Wrap your chosen package with a string or raffia for a simple, natural look. You can also attach a small tag with a message or jerky recipe. Finally, consider adding a small jar of homemade sauce or spice mix that complements the jerky to complete your gift set.
Serving Your Homemade Jerky:
Serving your homemade jerky can be just as fun and creative as packaging it. There are various ways to present jerky that can make it even more appealing and enjoyable, especially during gatherings.
- Jerky and Cheese Platter: Just like a traditional charcuterie board, a jerky and cheese platter can be a big hit. Pair your homemade jerky with a selection of cheeses, crackers, and fruits. The contrast of flavors and textures will surely impress your guests.
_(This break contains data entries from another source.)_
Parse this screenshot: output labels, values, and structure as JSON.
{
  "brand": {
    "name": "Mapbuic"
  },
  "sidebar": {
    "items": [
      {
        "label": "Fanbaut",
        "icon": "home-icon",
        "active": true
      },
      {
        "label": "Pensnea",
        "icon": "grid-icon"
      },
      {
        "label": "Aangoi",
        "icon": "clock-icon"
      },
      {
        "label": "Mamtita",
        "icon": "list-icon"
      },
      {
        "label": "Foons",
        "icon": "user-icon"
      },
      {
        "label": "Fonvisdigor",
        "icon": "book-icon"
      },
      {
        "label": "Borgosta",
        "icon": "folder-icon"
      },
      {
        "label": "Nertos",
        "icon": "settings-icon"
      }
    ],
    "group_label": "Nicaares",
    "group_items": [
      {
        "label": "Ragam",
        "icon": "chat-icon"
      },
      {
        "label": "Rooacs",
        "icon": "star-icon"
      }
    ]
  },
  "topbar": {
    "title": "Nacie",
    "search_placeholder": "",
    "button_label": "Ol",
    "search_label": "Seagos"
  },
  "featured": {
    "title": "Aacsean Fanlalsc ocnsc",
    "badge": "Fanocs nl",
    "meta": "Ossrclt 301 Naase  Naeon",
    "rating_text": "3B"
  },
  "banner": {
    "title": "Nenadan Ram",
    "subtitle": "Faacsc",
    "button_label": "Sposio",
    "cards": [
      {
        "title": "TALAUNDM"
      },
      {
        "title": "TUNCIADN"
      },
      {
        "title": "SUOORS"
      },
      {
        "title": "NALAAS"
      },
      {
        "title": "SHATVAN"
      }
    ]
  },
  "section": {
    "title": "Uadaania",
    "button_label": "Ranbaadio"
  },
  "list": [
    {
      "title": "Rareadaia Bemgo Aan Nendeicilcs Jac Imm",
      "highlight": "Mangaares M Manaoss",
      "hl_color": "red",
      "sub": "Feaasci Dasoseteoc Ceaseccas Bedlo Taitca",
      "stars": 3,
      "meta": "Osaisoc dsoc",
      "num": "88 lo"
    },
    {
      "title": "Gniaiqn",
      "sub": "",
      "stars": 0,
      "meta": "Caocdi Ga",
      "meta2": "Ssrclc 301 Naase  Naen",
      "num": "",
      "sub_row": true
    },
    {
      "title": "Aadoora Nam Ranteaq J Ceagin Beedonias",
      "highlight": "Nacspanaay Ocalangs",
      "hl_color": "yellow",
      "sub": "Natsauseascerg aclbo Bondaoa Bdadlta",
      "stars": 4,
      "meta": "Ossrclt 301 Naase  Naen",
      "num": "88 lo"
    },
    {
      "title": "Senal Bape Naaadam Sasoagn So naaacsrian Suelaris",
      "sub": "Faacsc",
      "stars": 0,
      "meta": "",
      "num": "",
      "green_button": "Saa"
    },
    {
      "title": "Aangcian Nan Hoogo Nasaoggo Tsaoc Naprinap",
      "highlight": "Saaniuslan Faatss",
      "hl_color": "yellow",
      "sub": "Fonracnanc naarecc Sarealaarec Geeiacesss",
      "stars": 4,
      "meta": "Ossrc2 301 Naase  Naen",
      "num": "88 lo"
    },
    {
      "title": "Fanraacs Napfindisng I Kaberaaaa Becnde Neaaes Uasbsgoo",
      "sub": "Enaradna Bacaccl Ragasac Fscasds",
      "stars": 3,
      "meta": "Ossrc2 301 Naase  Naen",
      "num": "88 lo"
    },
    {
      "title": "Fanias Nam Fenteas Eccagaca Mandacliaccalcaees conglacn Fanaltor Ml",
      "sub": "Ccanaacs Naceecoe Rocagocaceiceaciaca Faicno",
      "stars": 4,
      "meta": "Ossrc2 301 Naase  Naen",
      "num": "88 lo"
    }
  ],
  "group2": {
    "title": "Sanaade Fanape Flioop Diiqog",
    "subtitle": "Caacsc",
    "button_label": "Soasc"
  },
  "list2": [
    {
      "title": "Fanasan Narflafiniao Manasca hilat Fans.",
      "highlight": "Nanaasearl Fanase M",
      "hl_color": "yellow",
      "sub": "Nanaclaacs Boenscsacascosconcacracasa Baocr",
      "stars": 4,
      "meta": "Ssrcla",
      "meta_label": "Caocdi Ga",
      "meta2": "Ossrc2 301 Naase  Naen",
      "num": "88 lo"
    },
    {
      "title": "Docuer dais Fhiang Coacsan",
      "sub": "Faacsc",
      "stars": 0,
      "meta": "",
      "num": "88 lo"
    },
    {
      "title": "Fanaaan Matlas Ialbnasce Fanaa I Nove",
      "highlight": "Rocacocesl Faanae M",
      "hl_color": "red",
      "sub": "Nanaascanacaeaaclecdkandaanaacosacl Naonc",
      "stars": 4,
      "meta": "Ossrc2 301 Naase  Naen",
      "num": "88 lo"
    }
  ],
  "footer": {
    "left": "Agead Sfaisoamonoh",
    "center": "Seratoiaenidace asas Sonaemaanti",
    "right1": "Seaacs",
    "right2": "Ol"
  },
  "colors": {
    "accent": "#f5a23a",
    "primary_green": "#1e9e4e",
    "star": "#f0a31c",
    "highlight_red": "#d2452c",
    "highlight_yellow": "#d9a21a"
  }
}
- Mini Sandwiches: Create bite-sized sandwiches using jerky as the main protein. Use mini buns or cut regular-sized ones into quarters. Add a slice of cheese, some lettuce, and a dash of your homemade sauce for a delightful snack.
- Jerky Skewers: Thread pieces of jerky, cheese cubes, cherry tomatoes, and olives onto skewers for a fun and easy-to-eat option. These are perfect for backyard barbecues or picnics.
- Jerky Trail Mix: Mix pieces of your homemade jerky with nuts, dried fruits, and chocolate chips to create a unique trail mix. This is a great option for casual snacking or outdoor activities.
- Jerky Tasting Station: If you’ve made more than one type of jerky, set up a tasting station. Arrange each type of jerky on its own plate or in its own bowl, and label each one. This gives your guests the chance to sample each kind and discover their favorites.
In this guide, we have journeyed through the delightful world of homemade jerky. We began by understanding the advantages of making jerky at home, appreciating the flexibility it offers in terms of ingredients and flavors.
We then moved on to discuss essential techniques to perfectly prepare and dry the meat, ensuring the best texture and taste. The guide also shed light on the variety of ways to package and present jerky, encouraging creativity and fun in the process.
From intriguing jerky and cheese platters to a full-fledged jerky tasting station, we discovered a multitude of methods to delight our guests.
Ultimately, this guide emphasizes the joy and reward of crafting your own jerky, invoking a sense of culinary adventure while offering a uniquely flavorful experience.